• INFORMATION PROVIDED
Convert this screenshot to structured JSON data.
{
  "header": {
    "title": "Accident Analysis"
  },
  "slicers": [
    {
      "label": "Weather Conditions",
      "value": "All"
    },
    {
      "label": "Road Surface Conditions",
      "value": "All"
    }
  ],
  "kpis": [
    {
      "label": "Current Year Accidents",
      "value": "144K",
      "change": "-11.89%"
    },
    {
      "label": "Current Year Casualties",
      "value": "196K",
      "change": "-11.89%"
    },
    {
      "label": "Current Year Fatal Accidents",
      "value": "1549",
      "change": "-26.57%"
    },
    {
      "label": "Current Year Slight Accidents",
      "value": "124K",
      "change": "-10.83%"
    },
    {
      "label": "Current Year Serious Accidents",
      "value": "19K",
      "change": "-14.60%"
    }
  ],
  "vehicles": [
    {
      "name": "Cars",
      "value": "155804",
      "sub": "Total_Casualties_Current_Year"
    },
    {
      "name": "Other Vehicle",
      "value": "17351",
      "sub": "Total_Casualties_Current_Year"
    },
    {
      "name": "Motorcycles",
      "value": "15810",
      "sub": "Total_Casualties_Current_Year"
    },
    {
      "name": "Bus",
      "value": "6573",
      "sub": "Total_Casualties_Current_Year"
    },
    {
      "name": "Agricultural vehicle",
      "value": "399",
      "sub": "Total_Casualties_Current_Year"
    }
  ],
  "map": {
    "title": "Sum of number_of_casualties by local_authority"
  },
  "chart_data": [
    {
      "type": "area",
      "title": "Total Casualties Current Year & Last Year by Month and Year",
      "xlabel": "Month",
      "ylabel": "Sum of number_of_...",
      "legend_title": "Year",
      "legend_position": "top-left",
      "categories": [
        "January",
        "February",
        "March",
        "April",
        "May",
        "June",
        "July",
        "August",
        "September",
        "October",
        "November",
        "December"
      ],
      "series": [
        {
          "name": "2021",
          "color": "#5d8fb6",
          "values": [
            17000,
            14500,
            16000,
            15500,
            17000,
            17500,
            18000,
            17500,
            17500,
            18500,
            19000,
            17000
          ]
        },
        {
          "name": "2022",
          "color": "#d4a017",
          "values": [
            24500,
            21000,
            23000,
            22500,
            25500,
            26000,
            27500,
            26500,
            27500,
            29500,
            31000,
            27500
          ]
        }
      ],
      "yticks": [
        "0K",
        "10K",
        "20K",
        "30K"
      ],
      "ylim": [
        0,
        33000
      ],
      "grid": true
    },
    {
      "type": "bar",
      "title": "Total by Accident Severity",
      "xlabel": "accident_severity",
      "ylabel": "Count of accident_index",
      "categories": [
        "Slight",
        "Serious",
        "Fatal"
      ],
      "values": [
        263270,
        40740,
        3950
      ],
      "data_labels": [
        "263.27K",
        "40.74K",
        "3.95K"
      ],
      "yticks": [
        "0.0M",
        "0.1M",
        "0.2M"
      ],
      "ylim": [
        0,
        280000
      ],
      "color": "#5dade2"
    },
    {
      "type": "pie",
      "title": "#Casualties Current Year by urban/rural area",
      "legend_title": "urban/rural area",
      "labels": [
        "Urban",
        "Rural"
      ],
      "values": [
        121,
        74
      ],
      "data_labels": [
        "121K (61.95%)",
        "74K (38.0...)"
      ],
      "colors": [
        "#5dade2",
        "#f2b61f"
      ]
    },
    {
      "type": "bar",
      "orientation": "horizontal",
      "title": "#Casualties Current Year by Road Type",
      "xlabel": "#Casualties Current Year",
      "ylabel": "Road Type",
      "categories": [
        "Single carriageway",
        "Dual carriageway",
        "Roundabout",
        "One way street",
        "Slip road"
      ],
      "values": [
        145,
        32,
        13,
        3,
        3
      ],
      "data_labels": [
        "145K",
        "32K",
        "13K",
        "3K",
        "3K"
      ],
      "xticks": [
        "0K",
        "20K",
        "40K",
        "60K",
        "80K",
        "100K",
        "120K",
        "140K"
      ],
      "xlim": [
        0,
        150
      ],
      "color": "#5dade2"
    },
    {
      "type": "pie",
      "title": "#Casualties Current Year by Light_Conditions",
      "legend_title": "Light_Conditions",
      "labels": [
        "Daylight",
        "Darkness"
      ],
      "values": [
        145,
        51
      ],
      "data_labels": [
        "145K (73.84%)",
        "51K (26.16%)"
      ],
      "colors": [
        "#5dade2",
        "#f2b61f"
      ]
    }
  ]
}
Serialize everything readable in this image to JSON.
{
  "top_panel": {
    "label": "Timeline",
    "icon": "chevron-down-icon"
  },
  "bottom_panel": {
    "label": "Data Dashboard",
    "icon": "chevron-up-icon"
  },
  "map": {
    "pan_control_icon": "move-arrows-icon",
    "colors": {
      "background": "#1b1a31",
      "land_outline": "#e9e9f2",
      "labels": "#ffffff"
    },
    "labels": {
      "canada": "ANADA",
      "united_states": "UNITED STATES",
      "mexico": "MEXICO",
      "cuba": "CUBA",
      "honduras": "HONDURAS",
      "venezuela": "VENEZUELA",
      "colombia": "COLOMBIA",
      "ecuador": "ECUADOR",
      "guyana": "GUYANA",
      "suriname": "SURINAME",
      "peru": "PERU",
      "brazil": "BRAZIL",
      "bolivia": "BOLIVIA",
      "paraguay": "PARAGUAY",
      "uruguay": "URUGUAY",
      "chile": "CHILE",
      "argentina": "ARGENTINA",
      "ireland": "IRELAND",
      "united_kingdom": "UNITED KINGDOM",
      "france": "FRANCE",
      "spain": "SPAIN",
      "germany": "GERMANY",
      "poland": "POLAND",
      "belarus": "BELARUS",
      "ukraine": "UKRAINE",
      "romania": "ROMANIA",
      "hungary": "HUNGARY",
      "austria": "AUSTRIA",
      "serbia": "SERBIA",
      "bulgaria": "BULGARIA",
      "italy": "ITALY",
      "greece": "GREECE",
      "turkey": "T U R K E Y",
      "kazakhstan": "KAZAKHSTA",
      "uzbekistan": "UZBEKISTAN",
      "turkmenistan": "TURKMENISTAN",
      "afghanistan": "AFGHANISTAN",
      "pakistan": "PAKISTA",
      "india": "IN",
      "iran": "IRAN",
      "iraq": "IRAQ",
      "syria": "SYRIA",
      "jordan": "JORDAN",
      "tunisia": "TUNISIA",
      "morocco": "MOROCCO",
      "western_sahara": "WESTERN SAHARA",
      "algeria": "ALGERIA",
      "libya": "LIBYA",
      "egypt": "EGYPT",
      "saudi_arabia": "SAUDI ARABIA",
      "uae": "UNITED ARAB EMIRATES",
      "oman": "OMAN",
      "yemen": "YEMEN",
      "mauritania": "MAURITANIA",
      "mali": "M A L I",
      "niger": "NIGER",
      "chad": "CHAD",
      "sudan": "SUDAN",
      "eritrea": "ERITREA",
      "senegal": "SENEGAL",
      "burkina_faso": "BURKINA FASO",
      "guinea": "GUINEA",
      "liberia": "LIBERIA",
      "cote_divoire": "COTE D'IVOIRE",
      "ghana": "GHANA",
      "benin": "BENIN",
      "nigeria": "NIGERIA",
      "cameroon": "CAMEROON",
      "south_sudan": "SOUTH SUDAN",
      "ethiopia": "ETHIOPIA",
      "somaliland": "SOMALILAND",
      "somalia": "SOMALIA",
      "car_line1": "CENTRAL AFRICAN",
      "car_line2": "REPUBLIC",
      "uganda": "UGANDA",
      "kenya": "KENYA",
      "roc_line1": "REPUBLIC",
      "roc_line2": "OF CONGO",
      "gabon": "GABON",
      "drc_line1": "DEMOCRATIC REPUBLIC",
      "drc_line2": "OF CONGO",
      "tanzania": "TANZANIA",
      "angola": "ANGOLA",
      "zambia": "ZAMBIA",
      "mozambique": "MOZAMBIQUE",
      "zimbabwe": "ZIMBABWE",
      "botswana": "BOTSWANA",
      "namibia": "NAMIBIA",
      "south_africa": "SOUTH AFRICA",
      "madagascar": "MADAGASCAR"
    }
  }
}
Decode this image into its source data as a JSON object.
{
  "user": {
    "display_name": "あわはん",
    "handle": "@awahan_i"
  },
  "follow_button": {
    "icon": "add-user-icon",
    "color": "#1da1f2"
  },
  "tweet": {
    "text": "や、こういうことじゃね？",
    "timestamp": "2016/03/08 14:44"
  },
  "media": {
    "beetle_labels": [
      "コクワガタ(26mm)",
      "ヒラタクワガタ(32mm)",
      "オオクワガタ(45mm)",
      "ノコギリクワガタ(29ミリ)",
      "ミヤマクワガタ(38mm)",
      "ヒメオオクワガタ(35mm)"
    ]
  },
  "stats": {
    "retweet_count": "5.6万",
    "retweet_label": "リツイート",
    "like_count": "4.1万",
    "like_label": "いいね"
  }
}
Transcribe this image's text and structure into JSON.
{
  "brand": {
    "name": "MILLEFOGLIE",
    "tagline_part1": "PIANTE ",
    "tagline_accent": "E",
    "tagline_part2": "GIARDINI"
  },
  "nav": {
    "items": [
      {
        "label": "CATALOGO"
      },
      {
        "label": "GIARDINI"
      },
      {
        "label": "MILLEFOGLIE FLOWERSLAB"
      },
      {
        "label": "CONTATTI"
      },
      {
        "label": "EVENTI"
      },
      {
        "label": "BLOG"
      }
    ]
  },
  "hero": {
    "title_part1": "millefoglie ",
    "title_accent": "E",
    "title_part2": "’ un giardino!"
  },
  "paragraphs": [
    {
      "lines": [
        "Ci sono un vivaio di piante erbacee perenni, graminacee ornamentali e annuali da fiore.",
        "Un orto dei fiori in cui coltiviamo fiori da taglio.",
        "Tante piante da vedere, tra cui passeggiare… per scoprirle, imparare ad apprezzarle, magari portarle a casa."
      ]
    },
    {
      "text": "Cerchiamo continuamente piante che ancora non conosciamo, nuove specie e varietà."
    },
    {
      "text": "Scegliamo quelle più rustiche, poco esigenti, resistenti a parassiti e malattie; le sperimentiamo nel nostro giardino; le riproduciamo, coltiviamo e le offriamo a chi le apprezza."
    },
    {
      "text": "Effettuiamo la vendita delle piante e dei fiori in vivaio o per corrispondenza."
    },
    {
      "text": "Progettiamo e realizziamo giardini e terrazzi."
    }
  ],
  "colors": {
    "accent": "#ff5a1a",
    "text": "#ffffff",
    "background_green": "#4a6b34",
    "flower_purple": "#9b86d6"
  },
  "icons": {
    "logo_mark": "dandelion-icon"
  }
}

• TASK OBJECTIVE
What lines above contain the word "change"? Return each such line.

• TASK OUTPUT
      "change": "-11.89%"
      "change": "-11.89%"
      "change": "-26.57%"
      "change": "-10.83%"
      "change": "-14.60%"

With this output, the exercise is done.